“That sounds like the fiscally responsible thing to do.” Morganstern straightened his tie and turned to face the nearest camera. “When I was the head of Cheatham Bank, the largest banking group in the country, we didn’t waste money on unimportant things like decorations or paid vacations for employees. I even limited the amount of money we spent on toilet paper each month. If the employees ran out, they just had to find another solution.”
“Actually, according to an exposé into your inhumane HR practices, it just caused them to use more expensive printer paper for, ah, alternative purposes.” Haverty stepped between Morganstern and the camera. “I understand some also used the widely-distributed company newsletter with your picture on every cover.”
“Yes, and I installed security cameras to catch every employee who took that newsletter to the bathroom, and I fired every last one of them.”
“Perhaps now would be a good time to hear your plan for job creation,” Haverty shot back.
Bob Fuller stopped twisting his hemp necklace around his fingers long enough to groan. “I hope you at least printed that newsletter on recycled paper.”

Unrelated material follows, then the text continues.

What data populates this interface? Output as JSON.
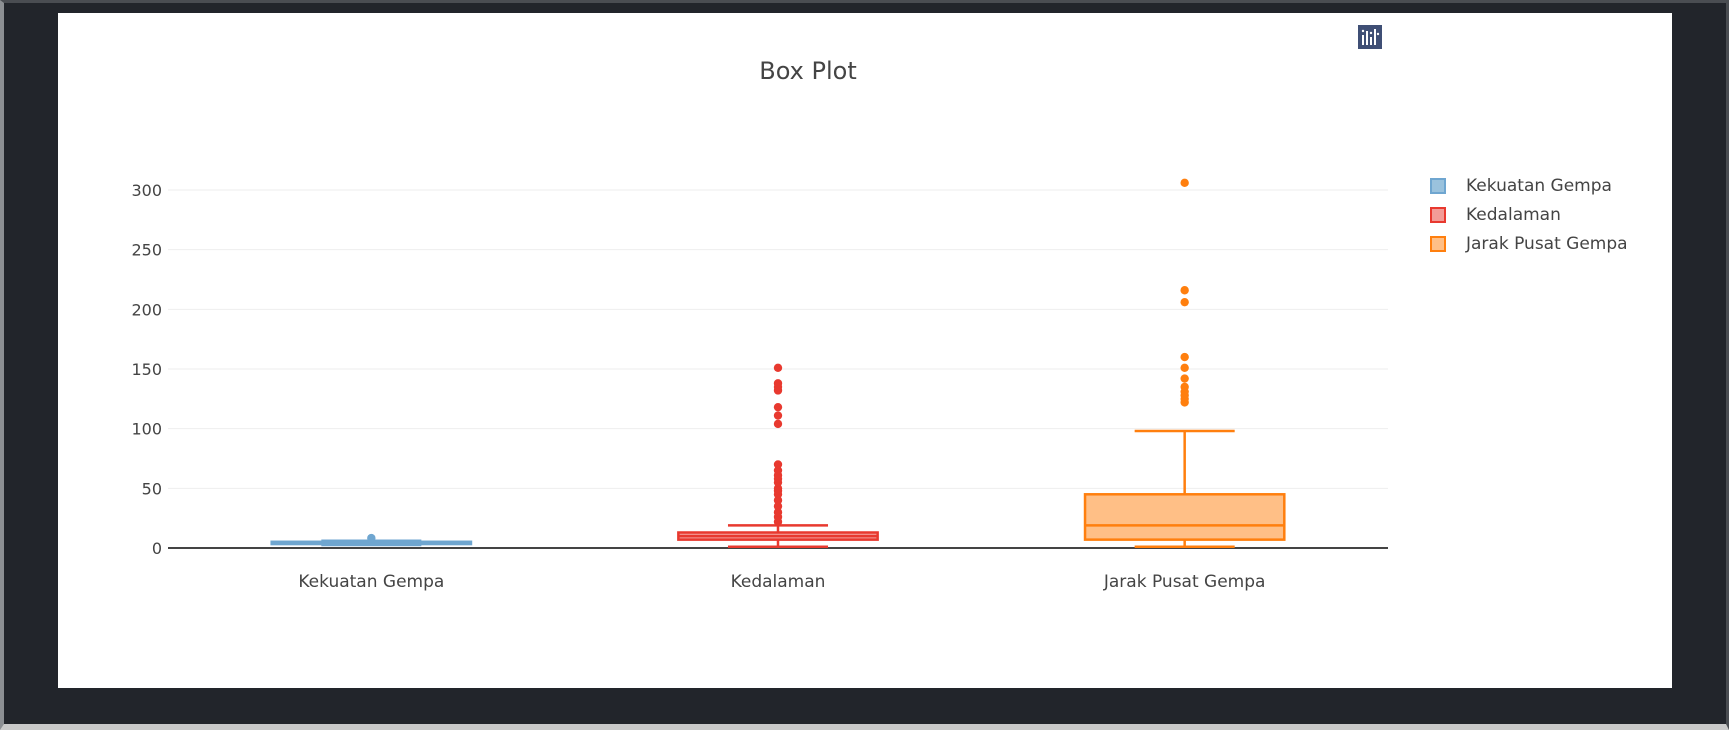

Morganstern made a sound that was somewhere between a grunt and a chuckle. “Hmmph. Of course not, recycled paper costs twice as much, and it’s used.”